If anyone even mentions "One Winged Angel," zey vill be SHOT.
Namco's second exclusive RPG for GameCube is developed by Monolith Soft, the same company behind Xenosaga and Xenogears. Both games feature extremely pretentious, poorly written plots without much of anything else -- definitely not my cup of tea. So it was with some trepidation that I delved into their latest project.
Baten Kaitos features many lengthy cut-scenes full of evil kanji. This coupled with a marked lack of voice acting makes it very difficult for players who do not have a good knowledge of written Japanese. While the game does not currently have an American release date, it would be best for non-speakers to wait until the game is localized. If however, you are able to muck through the hieroglyphs, Video Game Depot can handle your import urges.
The opening FMV tells of a time when humans defeated an evil, power-hungry deity. Upon sealing it, the people fled to islands in the sky, living happily above the barren earth. Some people have the ability to sprout "spiritual wings" when under duress, which allow them to fly. The young hero Kalas is one of these people. Unfortunately, he only has one wing. Somewhere along the way, it appears he ran into a prosthetic, and thus is able to fly.
One of the interesting things about Baten Kaitos is the fact that the player himself is included in the game. When beginning a new game, you’re asked to enter both your name and gender. Appearing to Kalas as some sort of spiritual guide, he'll ask you for advice from time to time. If an NPC character can explain some sort of gameplay mechanic, Kalas will ask you if you'd like to listen to what he'll say. It's a neat little feature that helps pull one into the game world.
Considering the battle director also directed Valkyrie Profile, it's good to see that fighting monsters has that "tri-Ace" touch. (It's particularly cute to note that the opening boot-up features the logo of "tri-Crescendo", which has a mirror image to that of tri-Ace's. Very cute.) As mentioned in many a preview, the battle system uses cards.
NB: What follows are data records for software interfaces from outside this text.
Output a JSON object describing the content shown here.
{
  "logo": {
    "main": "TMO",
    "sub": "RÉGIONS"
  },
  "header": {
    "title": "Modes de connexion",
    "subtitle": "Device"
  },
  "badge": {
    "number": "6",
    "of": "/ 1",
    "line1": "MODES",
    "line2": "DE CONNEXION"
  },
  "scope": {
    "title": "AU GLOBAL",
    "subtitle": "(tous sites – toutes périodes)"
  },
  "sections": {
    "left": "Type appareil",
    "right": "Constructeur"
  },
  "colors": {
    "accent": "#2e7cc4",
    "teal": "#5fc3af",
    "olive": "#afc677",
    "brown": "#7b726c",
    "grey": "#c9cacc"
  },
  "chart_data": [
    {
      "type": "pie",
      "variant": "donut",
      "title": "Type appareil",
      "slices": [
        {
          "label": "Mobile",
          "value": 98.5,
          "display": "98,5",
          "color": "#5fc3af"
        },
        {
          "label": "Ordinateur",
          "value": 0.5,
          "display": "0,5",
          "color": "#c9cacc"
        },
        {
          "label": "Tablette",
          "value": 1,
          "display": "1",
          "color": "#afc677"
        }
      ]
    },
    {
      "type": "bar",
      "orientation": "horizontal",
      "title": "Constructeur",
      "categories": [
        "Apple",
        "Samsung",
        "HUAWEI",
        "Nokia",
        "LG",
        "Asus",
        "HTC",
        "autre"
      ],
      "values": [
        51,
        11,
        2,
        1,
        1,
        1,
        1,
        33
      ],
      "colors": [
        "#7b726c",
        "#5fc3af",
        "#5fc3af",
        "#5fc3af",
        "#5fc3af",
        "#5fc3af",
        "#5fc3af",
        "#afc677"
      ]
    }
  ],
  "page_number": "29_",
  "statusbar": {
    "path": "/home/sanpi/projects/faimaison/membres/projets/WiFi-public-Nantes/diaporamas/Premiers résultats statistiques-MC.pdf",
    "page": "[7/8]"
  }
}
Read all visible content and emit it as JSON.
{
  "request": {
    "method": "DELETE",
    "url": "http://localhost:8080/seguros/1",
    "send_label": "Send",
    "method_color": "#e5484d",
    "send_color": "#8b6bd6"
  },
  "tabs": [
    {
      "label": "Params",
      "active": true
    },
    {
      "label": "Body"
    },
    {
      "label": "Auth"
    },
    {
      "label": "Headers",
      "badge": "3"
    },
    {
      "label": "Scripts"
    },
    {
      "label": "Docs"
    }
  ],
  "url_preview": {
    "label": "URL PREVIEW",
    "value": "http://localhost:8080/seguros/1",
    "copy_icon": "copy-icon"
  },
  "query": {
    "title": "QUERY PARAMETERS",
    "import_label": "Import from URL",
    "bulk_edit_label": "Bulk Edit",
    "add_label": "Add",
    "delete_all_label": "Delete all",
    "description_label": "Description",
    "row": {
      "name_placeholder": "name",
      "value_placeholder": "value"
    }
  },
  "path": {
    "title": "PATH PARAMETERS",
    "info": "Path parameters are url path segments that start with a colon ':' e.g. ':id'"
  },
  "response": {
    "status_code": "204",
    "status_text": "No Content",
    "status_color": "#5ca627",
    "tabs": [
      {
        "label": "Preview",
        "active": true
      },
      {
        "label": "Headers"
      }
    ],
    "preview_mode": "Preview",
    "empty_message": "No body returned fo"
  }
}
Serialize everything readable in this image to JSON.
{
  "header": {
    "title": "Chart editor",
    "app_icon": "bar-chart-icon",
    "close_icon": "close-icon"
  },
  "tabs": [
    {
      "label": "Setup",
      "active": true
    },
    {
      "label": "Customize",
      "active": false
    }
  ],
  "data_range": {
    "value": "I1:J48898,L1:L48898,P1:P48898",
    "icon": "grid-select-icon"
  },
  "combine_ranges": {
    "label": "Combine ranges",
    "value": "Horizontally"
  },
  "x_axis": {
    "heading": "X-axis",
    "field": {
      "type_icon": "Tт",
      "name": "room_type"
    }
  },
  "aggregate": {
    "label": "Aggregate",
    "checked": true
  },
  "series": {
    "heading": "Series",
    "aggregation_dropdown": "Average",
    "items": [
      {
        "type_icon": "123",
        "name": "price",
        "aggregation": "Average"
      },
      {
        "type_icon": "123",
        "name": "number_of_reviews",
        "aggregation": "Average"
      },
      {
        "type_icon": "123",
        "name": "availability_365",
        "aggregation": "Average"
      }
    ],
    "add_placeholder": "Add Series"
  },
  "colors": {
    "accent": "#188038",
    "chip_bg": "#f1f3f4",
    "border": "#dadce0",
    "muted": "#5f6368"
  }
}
However, this doesn't make it a typical Card RPG. Each card is a kind of command. Some are more powerful than others, plus there are Elemental Cards to use to your advantage. For instance, Kalas can find and use the card "Ice Dagger". When he attacks, not only will he do Physical Damage, but there will also be Ice Damage. The interesting part is that not only attacks are cards. Player's armour is also denoted in cards. When an enemy attacks, one is allowed to select a card. If the card is as strong as or stronger than the attack, it will completely negate it. However if the attack includes an "Elemental" attack, and the defense armour does not, then the character will be hit for the full Elemental damage.
Sounds confusing, but it really isn't. Fire and Water are opposites. So if one is attacked with Fire, one must use an Ice defense card and vice versa. The same applies to Earth and Wind, as well as Light and Dark. This can be used against the enemy as well. If an enemy has an affinity to any of the Elements and you attack with the opposite, you'll get a mega damage bonus. Another interesting aspect is that if you attack with two opposing elements the same turn, the Elemental Damage will be canceled out. So if you attack with a weapon that has a Water Count of fifteen and one with a Fire Count of eighteen, you'll end up doing three Fire points of damage overall.
Thus far, enemy battles have been rather easy, and I suspect it is because Monolith didn't want to hear from gamers complaining that they didn't get the right card (since it is randomly shuffled) and therefore met an untimely end.
Cards don't only prove useful in battle. It seems that these "Magnus Cards" have to do with everything in daily life. Early in the game, Kalas will get a set of four "Blank Magnus". Kalas can then copy items or other things onto the blank cards and use them later. In one case, by copying a wood stove's fire onto a card, it is possible to burn a log that is blocking the way to a treasure chest. Players also accomplish side quests by copying things like milk or apples to their Blank Magnus. Very strange. Even consumable items to heal characters are cards.
So far Baten Kaitos has proven to have a very fun battle system and an interesting premise. Considering that I was far from pleased with Monolith's previous efforts, Baten Kaitos has been a significant improvement.